A. Arias-Ortiz, O. Serrano, P. Masqué, P.S. Lavery, U. Mueller, G.A. Kendrick, M. Rozaimi, A. Esteban, J.W. Fourqurean, N. Marbà, M.A. Mateo, K. Murray, M.J. Rule, C.M. Duarte
Nature Climate Change, (2018)

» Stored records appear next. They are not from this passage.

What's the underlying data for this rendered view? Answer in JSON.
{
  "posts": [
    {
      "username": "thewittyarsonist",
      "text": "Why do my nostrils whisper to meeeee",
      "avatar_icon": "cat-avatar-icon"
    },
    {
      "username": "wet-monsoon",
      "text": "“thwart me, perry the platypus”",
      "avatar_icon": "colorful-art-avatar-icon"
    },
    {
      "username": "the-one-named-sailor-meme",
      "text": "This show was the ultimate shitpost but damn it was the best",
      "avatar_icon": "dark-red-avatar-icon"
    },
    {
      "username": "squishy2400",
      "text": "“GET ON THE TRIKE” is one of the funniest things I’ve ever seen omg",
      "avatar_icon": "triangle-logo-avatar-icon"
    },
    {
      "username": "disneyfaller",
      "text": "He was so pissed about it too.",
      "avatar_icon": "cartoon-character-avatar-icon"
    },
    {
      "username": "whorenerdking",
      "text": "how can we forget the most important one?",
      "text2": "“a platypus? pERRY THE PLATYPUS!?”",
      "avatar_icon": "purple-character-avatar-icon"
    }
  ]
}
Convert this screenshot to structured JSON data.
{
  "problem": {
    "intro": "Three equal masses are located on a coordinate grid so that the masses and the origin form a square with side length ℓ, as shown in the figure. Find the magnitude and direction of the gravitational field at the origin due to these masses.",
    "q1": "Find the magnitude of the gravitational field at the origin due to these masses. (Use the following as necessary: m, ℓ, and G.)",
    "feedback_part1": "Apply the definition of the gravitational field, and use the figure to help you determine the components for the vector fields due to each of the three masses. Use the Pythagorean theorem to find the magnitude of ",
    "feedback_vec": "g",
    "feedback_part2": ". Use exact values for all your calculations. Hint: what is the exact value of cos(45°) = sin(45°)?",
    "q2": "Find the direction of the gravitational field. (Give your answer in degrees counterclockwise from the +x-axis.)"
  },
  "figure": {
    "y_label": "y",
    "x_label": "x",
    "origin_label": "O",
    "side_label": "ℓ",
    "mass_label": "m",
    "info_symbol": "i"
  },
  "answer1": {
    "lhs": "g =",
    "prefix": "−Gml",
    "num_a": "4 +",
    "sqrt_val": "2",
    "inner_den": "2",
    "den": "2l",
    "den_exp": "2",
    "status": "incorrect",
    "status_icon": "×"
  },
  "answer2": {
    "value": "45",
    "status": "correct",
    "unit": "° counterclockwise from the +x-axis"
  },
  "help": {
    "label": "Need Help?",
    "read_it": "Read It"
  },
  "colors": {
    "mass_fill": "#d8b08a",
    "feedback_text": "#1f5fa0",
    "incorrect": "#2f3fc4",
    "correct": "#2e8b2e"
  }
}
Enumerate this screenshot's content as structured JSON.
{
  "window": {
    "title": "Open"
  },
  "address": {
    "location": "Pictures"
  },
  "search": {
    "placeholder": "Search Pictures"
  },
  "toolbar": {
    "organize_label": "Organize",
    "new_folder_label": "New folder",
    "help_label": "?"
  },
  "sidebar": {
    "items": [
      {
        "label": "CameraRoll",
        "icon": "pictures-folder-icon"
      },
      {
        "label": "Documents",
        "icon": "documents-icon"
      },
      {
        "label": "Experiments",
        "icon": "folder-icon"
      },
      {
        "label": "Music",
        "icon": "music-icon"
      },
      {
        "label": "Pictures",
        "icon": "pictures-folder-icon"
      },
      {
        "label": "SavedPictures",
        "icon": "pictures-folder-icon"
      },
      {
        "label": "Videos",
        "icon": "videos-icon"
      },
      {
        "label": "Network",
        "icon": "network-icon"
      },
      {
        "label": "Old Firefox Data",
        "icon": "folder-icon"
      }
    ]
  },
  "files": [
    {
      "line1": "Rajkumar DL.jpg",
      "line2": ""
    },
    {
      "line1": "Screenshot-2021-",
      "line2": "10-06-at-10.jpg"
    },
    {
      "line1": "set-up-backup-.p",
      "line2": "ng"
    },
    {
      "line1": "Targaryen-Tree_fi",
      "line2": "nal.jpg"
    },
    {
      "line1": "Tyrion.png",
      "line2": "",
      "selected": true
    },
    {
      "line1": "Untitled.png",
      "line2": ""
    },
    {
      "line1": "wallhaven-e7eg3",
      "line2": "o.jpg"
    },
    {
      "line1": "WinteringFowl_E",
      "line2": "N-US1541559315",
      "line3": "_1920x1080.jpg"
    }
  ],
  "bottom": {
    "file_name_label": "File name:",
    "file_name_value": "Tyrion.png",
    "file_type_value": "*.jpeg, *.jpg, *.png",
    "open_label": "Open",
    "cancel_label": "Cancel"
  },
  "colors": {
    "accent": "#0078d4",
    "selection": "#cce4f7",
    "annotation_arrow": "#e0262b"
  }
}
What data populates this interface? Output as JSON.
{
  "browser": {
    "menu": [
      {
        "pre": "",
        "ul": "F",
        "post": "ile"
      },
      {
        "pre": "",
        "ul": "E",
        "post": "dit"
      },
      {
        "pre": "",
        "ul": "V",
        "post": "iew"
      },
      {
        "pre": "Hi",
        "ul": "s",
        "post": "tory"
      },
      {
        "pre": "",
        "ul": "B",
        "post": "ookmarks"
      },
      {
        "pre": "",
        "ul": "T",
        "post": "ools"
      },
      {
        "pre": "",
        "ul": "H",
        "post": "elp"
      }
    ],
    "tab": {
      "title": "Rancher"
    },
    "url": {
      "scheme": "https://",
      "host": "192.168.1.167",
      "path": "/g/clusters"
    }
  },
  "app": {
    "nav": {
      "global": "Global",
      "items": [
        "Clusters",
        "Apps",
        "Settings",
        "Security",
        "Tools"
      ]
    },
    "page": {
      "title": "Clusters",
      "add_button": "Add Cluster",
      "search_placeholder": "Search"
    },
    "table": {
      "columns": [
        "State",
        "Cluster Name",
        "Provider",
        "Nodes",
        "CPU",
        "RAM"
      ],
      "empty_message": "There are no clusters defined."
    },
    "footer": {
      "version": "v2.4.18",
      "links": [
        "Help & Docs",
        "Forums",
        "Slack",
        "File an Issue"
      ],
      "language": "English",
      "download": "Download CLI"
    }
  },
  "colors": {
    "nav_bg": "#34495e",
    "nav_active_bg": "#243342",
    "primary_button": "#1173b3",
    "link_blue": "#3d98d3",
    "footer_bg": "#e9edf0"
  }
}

Seagrass ecosystems contain globally significant organic carbon (C) stocks. However, climate change and increasing frequency of extreme events threaten their preservation. Shark Bay, Western Australia, has the largest C stock reported for a seagrass ecosystem, containing up to 1.3% of the total C stored within the top metre of seagrass sediments worldwide. On the basis of field studies and satellite imagery, we estimate that 36% of Shark Bay’s seagrass meadows were damaged following a marine heatwave in 2010/2011. Assuming that 10 to 50% of the seagrass sediment C stock was exposed to oxic conditions after disturbance, between 2 and 9 Tg CO2 could have been released to the atmosphere during the following three years, increasing emissions from land-use change in Australia by 4–21% per annum. With heatwaves predicted to increase with further climate warming, conservation of seagrass ecosystems is essential to avoid adverse feedbacks on the climate system.